Two seasons ago, I took my dad to a Major League Baseball game. My parents had come to town for a visit, and I had two tickets to a game. My dad and I sat in the stands watching the Texas Rangers and talked. We talked about life and baseball—especially where they intersected. It was during that conversation that I learned my grandfather had been offered a contract to play Major League Baseball but opted not to play in order to get a job and support his family. We reminisced about trips to St. Louis to see Ozzie Smith and the Cardinals play. We reflected on my own time as a kid playing baseball while my parents watched from the bleachers. The game of baseball was a bond we shared as father and son.
Today many are wondering about the future of baseball. The participation rate among children is declining. Some blame the slow pace of the game. Others say there are no recognizable superstars compared to basketball and football.
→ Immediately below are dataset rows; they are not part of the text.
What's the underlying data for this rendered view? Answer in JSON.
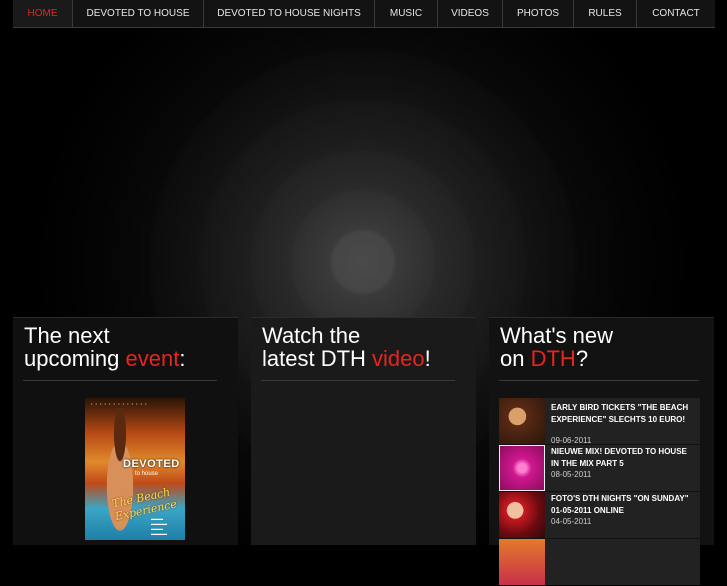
{
  "nav": {
    "items": [
      {
        "label": "HOME",
        "active": true
      },
      {
        "label": "DEVOTED TO HOUSE",
        "active": false
      },
      {
        "label": "DEVOTED TO HOUSE NIGHTS",
        "active": false
      },
      {
        "label": "MUSIC",
        "active": false
      },
      {
        "label": "VIDEOS",
        "active": false
      },
      {
        "label": "PHOTOS",
        "active": false
      },
      {
        "label": "RULES",
        "active": false
      },
      {
        "label": "CONTACT",
        "active": false
      }
    ]
  },
  "colors": {
    "accent": "#e8241d",
    "background": "#000000",
    "panel": "#151515"
  },
  "event_panel": {
    "title_line1": "The next",
    "title_line2_prefix": "upcoming ",
    "title_line2_highlight": "event",
    "title_line2_suffix": ":",
    "poster": {
      "logo": "DEVOTED",
      "sub": "to house",
      "script": "The Beach Experience"
    }
  },
  "video_panel": {
    "title_line1": "Watch the",
    "title_line2_prefix": "latest DTH ",
    "title_line2_highlight": "video",
    "title_line2_suffix": "!"
  },
  "news_panel": {
    "title_line1": "What's new",
    "title_line2_prefix": "on ",
    "title_line2_highlight": "DTH",
    "title_line2_suffix": "?",
    "items": [
      {
        "title": "EARLY BIRD TICKETS \"THE BEACH EXPERIENCE\" SLECHTS 10 EURO!",
        "date": "09-06-2011",
        "thumb": "party-girl-thumbnail"
      },
      {
        "title": "NIEUWE MIX! DEVOTED TO HOUSE IN THE MIX PART 5",
        "date": "08-05-2011",
        "thumb": "mix-cover-thumbnail"
      },
      {
        "title": "FOTO'S DTH NIGHTS \"ON SUNDAY\" 01-05-2011 ONLINE",
        "date": "04-05-2011",
        "thumb": "photos-thumbnail"
      }
    ]
  }
}
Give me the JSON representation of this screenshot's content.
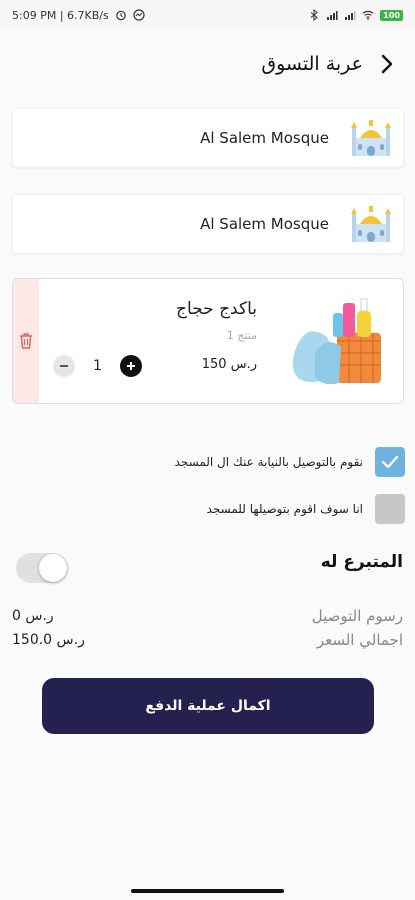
{
  "status_bar": {
    "time_speed": "5:09 PM | 6.7KB/s",
    "battery": "100"
  },
  "header": {
    "title": "عربة التسوق"
  },
  "mosques": [
    {
      "name": "Al Salem Mosque",
      "icon": "mosque-icon"
    },
    {
      "name": "Al Salem Mosque",
      "icon": "mosque-icon"
    }
  ],
  "cart_item": {
    "title": "باكدج حجاج",
    "count": "1 منتج",
    "price": "150 ر.س",
    "quantity": "1",
    "image": "cleaning-products-image"
  },
  "delivery_options": [
    {
      "label": "نقوم بالتوصيل بالنيابة عنك ال المسجد",
      "checked": true
    },
    {
      "label": "انا سوف اقوم بتوصيلها للمسجد",
      "checked": false
    }
  ],
  "donor": {
    "label": "المتبرع له",
    "toggle_on": false
  },
  "summary": {
    "delivery_label": "رسوم التوصيل",
    "delivery_value": "0 ر.س",
    "total_label": "اجمالي السعر",
    "total_value": "150.0 ر.س"
  },
  "checkout": {
    "button_label": "اكمال عملية الدفع"
  },
  "colors": {
    "primary": "#24204f",
    "check_blue": "#6fb2e0",
    "delete_red": "#e0605a"
  }
}
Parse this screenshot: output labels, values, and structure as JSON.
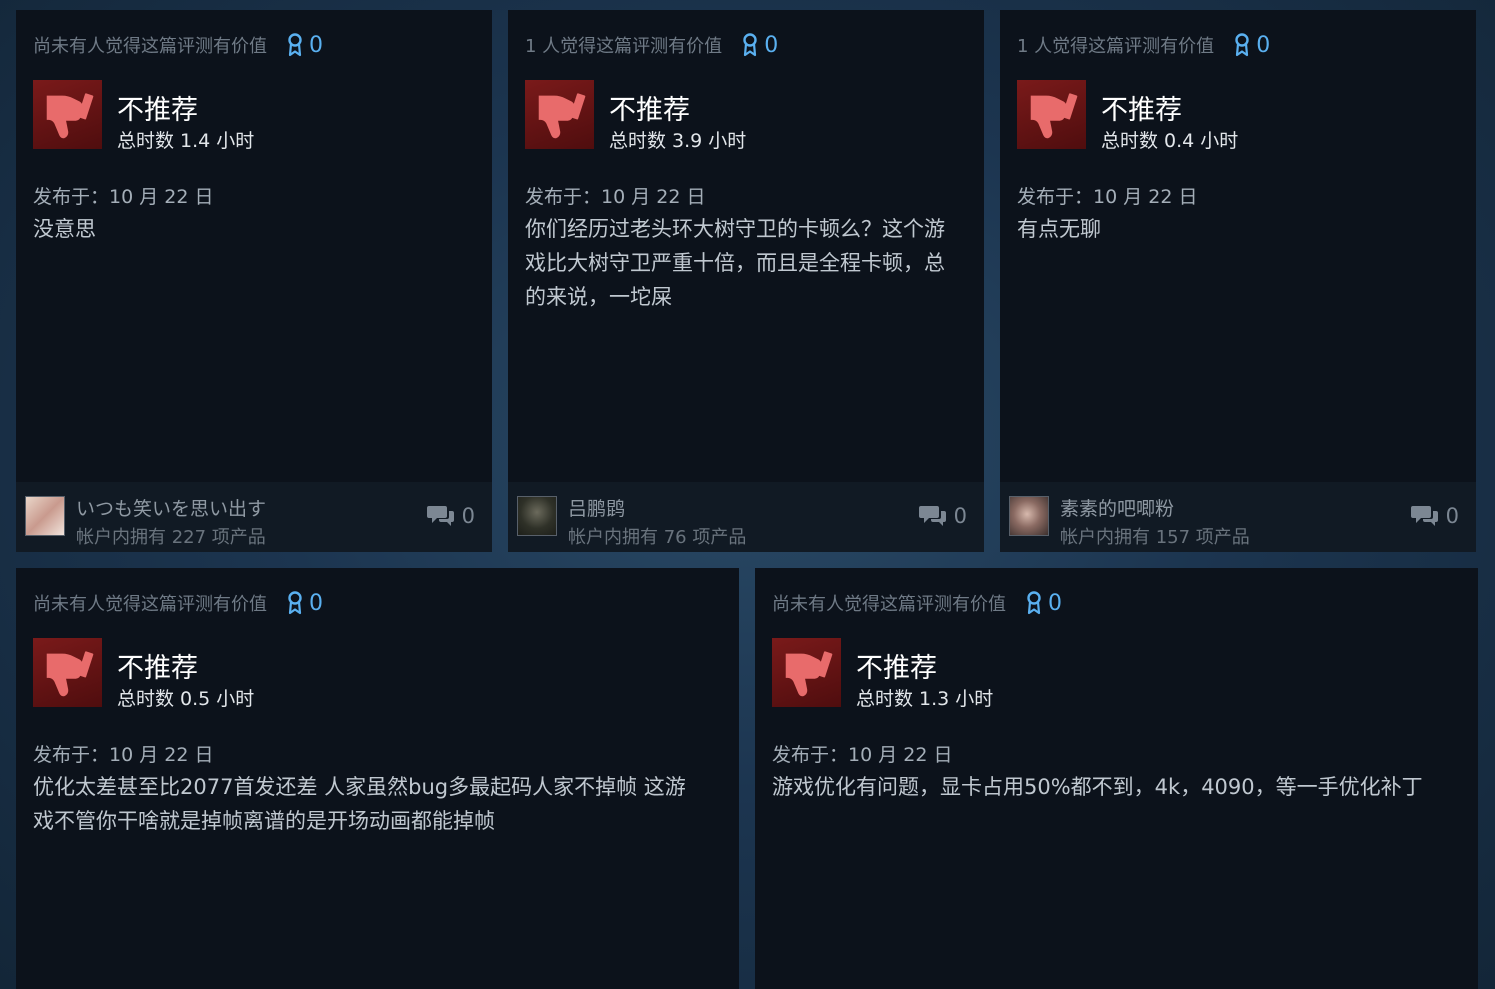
{
  "colors": {
    "page_bg": "#1c3550",
    "card_bg": "#0c121b",
    "footer_bg": "#111a24",
    "award": "#5ab0f0",
    "thumb_bg": "#6b1516"
  },
  "reviews": [
    {
      "helpful": "尚未有人觉得这篇评测有价值",
      "awards": "0",
      "verdict": "不推荐",
      "hours": "总时数 1.4 小时",
      "posted": "发布于：10 月 22 日",
      "lines": [
        "没意思"
      ],
      "author": "いつも笑いを思い出す",
      "owned": "帐户内拥有 227 项产品",
      "comments": "0"
    },
    {
      "helpful": "1 人觉得这篇评测有价值",
      "awards": "0",
      "verdict": "不推荐",
      "hours": "总时数 3.9 小时",
      "posted": "发布于：10 月 22 日",
      "lines": [
        "你们经历过老头环大树守卫的卡顿么？这个游",
        "戏比大树守卫严重十倍，而且是全程卡顿，总",
        "的来说，一坨屎"
      ],
      "author": "吕鹏鹍",
      "owned": "帐户内拥有 76 项产品",
      "comments": "0"
    },
    {
      "helpful": "1 人觉得这篇评测有价值",
      "awards": "0",
      "verdict": "不推荐",
      "hours": "总时数 0.4 小时",
      "posted": "发布于：10 月 22 日",
      "lines": [
        "有点无聊"
      ],
      "author": "素素的吧唧粉",
      "owned": "帐户内拥有 157 项产品",
      "comments": "0"
    },
    {
      "helpful": "尚未有人觉得这篇评测有价值",
      "awards": "0",
      "verdict": "不推荐",
      "hours": "总时数 0.5 小时",
      "posted": "发布于：10 月 22 日",
      "lines": [
        "优化太差甚至比2077首发还差 人家虽然bug多最起码人家不掉帧 这游",
        "戏不管你干啥就是掉帧离谱的是开场动画都能掉帧"
      ]
    },
    {
      "helpful": "尚未有人觉得这篇评测有价值",
      "awards": "0",
      "verdict": "不推荐",
      "hours": "总时数 1.3 小时",
      "posted": "发布于：10 月 22 日",
      "lines": [
        "游戏优化有问题，显卡占用50%都不到，4k，4090，等一手优化补丁"
      ]
    }
  ]
}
But some studies highlight another problem—family structure.
The rest of my article can be found at Canon & Culture.